The Future Fund has made a range of significant changes across its investment portfolio in order to be better prepared for a “volatile and uncertain future”.
In its 2022–23 annual report, the sovereign wealth fund confirmed that it made $60 billion worth of changes in the financial year, positioning for a higher-inflation, lower-returns world.
“We have made significant changes to the portfolio over the past two years and as a result, our holdings and returns will look increasingly different from those of other asset owners,” Future Fund chairman Peter Costello said.
According to the Future Fund, repositioning occurred across all asset classes during the 2022–23 financial year to make the portfolio more resilient to structural forces.
The bulk of portfolio activity, it said, was centred around continuing to build portfolio resilience to the risks posed by “the new investment environment”, with the Future Fund seeking wider diversification including across international markets and private assets.
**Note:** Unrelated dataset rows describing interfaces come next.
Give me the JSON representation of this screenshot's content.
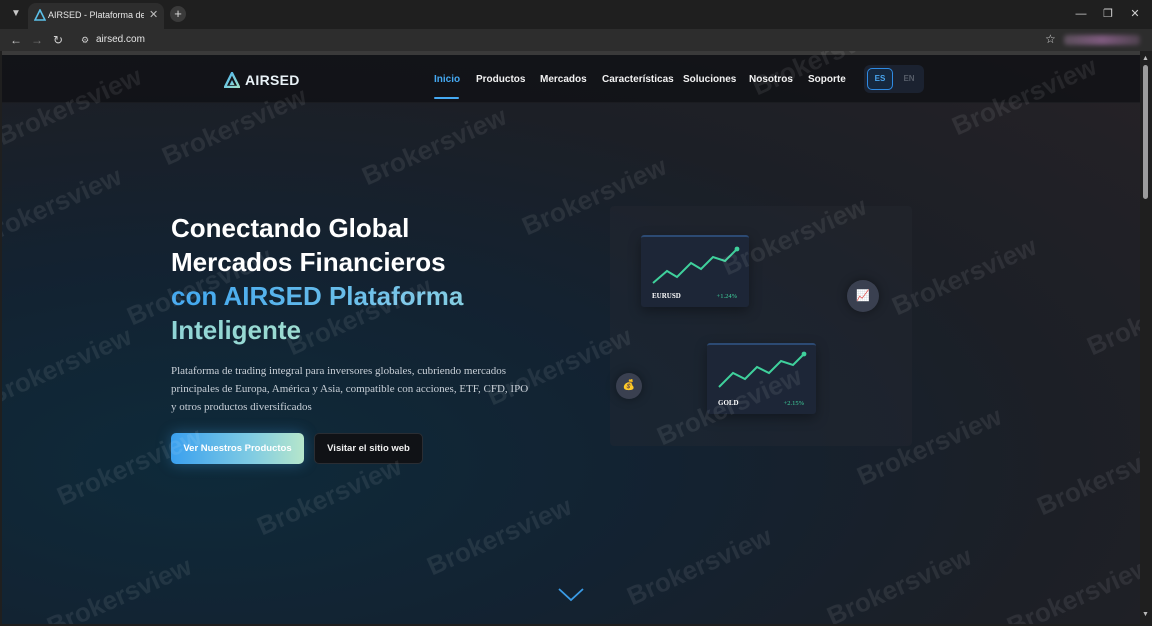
{
  "browser": {
    "tab_title": "AIRSED - Plataforma de Trad",
    "new_tab": "+",
    "close_tab": "✕",
    "address": "airsed.com"
  },
  "site": {
    "logo_text": "AIRSED",
    "nav": [
      "Inicio",
      "Productos",
      "Mercados",
      "Características",
      "Soluciones",
      "Nosotros",
      "Soporte"
    ],
    "active_nav": "Inicio",
    "languages": [
      "ES",
      "EN"
    ],
    "active_language": "ES"
  },
  "hero": {
    "title_line1": "Conectando Global",
    "title_line2": "Mercados Financieros",
    "title_line3": "con AIRSED Plataforma",
    "title_line4": "Inteligente",
    "description": "Plataforma de trading integral para inversores globales, cubriendo mercados principales de Europa, América y Asia, compatible con acciones, ETF, CFD, IPO y otros productos diversificados",
    "primary_button": "Ver Nuestros Productos",
    "secondary_button": "Visitar el sitio web"
  },
  "market_cards": [
    {
      "symbol": "EURUSD",
      "change": "+1.24%"
    },
    {
      "symbol": "GOLD",
      "change": "+2.15%"
    }
  ],
  "icons": {
    "chart": "📈",
    "coin": "💰"
  },
  "watermark_text": "Brokersview",
  "colors": {
    "accent": "#45a9f2",
    "positive": "#3fd19c",
    "background": "#1c1f26"
  }
}
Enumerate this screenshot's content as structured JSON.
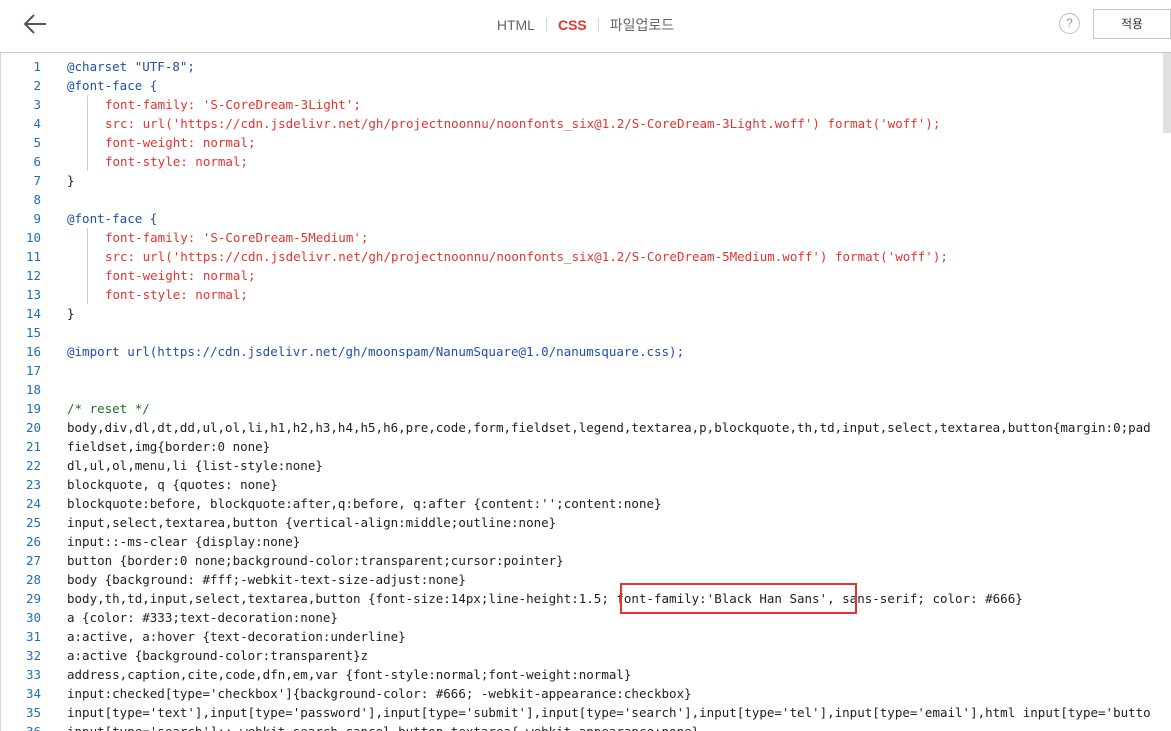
{
  "header": {
    "tabs": [
      {
        "label": "HTML",
        "active": false
      },
      {
        "label": "CSS",
        "active": true
      },
      {
        "label": "파일업로드",
        "active": false
      }
    ],
    "help_label": "?",
    "apply_label": "적용"
  },
  "colors": {
    "accent": "#e3342f",
    "keyword": "#1f4db0",
    "string": "#a31515",
    "comment": "#1f6f1f",
    "line_number": "#1f6fb5"
  },
  "editor": {
    "lines": [
      {
        "n": "1",
        "text": "@charset \"UTF-8\";"
      },
      {
        "n": "2",
        "text": "@font-face {"
      },
      {
        "n": "3",
        "text": "font-family: 'S-CoreDream-3Light';"
      },
      {
        "n": "4",
        "text": "src: url('https://cdn.jsdelivr.net/gh/projectnoonnu/noonfonts_six@1.2/S-CoreDream-3Light.woff') format('woff');"
      },
      {
        "n": "5",
        "text": "font-weight: normal;"
      },
      {
        "n": "6",
        "text": "font-style: normal;"
      },
      {
        "n": "7",
        "text": "}"
      },
      {
        "n": "8",
        "text": ""
      },
      {
        "n": "9",
        "text": "@font-face {"
      },
      {
        "n": "10",
        "text": "font-family: 'S-CoreDream-5Medium';"
      },
      {
        "n": "11",
        "text": "src: url('https://cdn.jsdelivr.net/gh/projectnoonnu/noonfonts_six@1.2/S-CoreDream-5Medium.woff') format('woff');"
      },
      {
        "n": "12",
        "text": "font-weight: normal;"
      },
      {
        "n": "13",
        "text": "font-style: normal;"
      },
      {
        "n": "14",
        "text": "}"
      },
      {
        "n": "15",
        "text": ""
      },
      {
        "n": "16",
        "text": "@import url(https://cdn.jsdelivr.net/gh/moonspam/NanumSquare@1.0/nanumsquare.css);"
      },
      {
        "n": "17",
        "text": ""
      },
      {
        "n": "18",
        "text": ""
      },
      {
        "n": "19",
        "text": "/* reset */"
      },
      {
        "n": "20",
        "text": "body,div,dl,dt,dd,ul,ol,li,h1,h2,h3,h4,h5,h6,pre,code,form,fieldset,legend,textarea,p,blockquote,th,td,input,select,textarea,button{margin:0;pad"
      },
      {
        "n": "21",
        "text": "fieldset,img{border:0 none}"
      },
      {
        "n": "22",
        "text": "dl,ul,ol,menu,li {list-style:none}"
      },
      {
        "n": "23",
        "text": "blockquote, q {quotes: none}"
      },
      {
        "n": "24",
        "text": "blockquote:before, blockquote:after,q:before, q:after {content:'';content:none}"
      },
      {
        "n": "25",
        "text": "input,select,textarea,button {vertical-align:middle;outline:none}"
      },
      {
        "n": "26",
        "text": "input::-ms-clear {display:none}"
      },
      {
        "n": "27",
        "text": "button {border:0 none;background-color:transparent;cursor:pointer}"
      },
      {
        "n": "28",
        "text": "body {background: #fff;-webkit-text-size-adjust:none}"
      },
      {
        "n": "29",
        "text": "body,th,td,input,select,textarea,button {font-size:14px;line-height:1.5; font-family:'Black Han Sans', sans-serif; color: #666}"
      },
      {
        "n": "30",
        "text": "a {color: #333;text-decoration:none}"
      },
      {
        "n": "31",
        "text": "a:active, a:hover {text-decoration:underline}"
      },
      {
        "n": "32",
        "text": "a:active {background-color:transparent}z"
      },
      {
        "n": "33",
        "text": "address,caption,cite,code,dfn,em,var {font-style:normal;font-weight:normal}"
      },
      {
        "n": "34",
        "text": "input:checked[type='checkbox']{background-color: #666; -webkit-appearance:checkbox}"
      },
      {
        "n": "35",
        "text": "input[type='text'],input[type='password'],input[type='submit'],input[type='search'],input[type='tel'],input[type='email'],html input[type='butto"
      },
      {
        "n": "36",
        "text": "input[type='search']::-webkit-search-cancel-button,textarea{-webkit-appearance:none}"
      }
    ]
  }
}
“With the risk of higher inflation realising during the year, our focus remained on protecting the portfolio from a range of scenarios, including sticky inflation leading to prolonged higher rates, higher geopolitical risks and the risk of a global recession, while seeking opportunities to generate long-term risk-adjusted returns,” it said.
“We continued to position the portfolio close to the middle of the risk range and made changes towards investments that rely on investor skill rather than market risk, reflecting our belief that this approach will be better rewarded in an environment where higher inflation and rates, and more geopolitical risk make market returns less certain.”
The Future Fund said it maintained a preference for domestic assets that have an ability to hold value in the higher inflation environment.
Namely, breaking down its asset allocation as at 30 June, the fund disclosed that its investment in Australian equities rose to 8.6 per cent ($17.63 billion) from 8.1 per cent a year earlier.
Overall, alternatives accounted for 17 per cent ($35.11 billion) of the Future Fund portfolio, down from 17.8 per cent a year prior. Private equity had the next largest share at 16.5 per cent, down from 17.2 per cent.
The sovereign wealth fund invested 15.9 per cent ($32.83 billion) in developed market equities (up from 15.0 per cent) and 5.9 per cent ($12.12 billion) in emerging market equities (up from 5.4 per cent).
Cash accounted for 11.2 per cent ($23.10 billion) of the portfolio, down from 12.1 per cent.
These were followed by infrastructure and timberland at 10.0 per cent ($20.56 billion), an increase from 9.5 per cent a year earlier, credit at 8.7 per cent ($17.70 billion), up slightly from 8.6 per cent, and property at 6.3 per cent ($13.07 billion), down from 6.8 per cent.
Since its inception, the fund has delivered an average annual return of 7.7 per cent per annum (p.a.), above its target return of 7.0 per cent, while over the past decade, it delivered an average annual return of 8.8 per cent p.a. against a target of 6.9 per cent.
A ‘sophisticated, globally respected’ institution
“The Future Fund’s journey so far has been book-ended by two significant global events that rocked financial markets – the financial crisis of 2008 and the COVID-19 pandemic of 2020. Each of these events caused major falls in the value of investments,” said Mr Costello.
“The Future Fund navigated through both these events and has grown into a sophisticated, globally respected investment institution with a balance of $206 billion, and managing another $50 billion in federal government funds.”
While Mr Costello did not address recent calls to liquidate the sovereign wealth fund, he asserted that the Future Fund is investing for the benefit of future generations.
“The Future Fund is an intergenerational fund, designed to make a contribution to an ageing society where there will be more call on government spending, lower economic growth and lower productivity growth,” he said.
“It was set up with a long-term target. It was important when it was set up, but as decades have gone by, the need has become even greater.”
The Future Fund was originally established in 2006 with an initial contribution of $60.5 billion. It now ranks as the Commonwealth government’s single-largest financial asset.
“The Commonwealth now has very significant sovereign debt and unfunded superannuation and disablement liabilities. The only significant asset it has to set off against these liabilities is the Future Fund,” Mr Costello noted.
“The Future Fund is a once-in-a-century asset. It strengthens Australia’s balance sheet and bolsters the country’s credit rating.”
“As I complete my second term as chairman, I am proud of the Future Fund and all it has achieved for our country. It contributes enormously to the strength of Australia’s public finances. It is a successful vehicle for intergenerational transfer,” Mr Costello continued.
“I know that the board of guardians remains committed to maintaining the organisation as a high performing, respected, and independent investment institution, a vital part of Australia’s public finances, and a globally respected sovereign wealth fund.”
Jon Bragg is a journalist for Momentum Media's Investor Daily, nestegg and ifa. He enjoys writing about a wide variety of financial topics and issues and exploring the many implications they have on all aspects of life.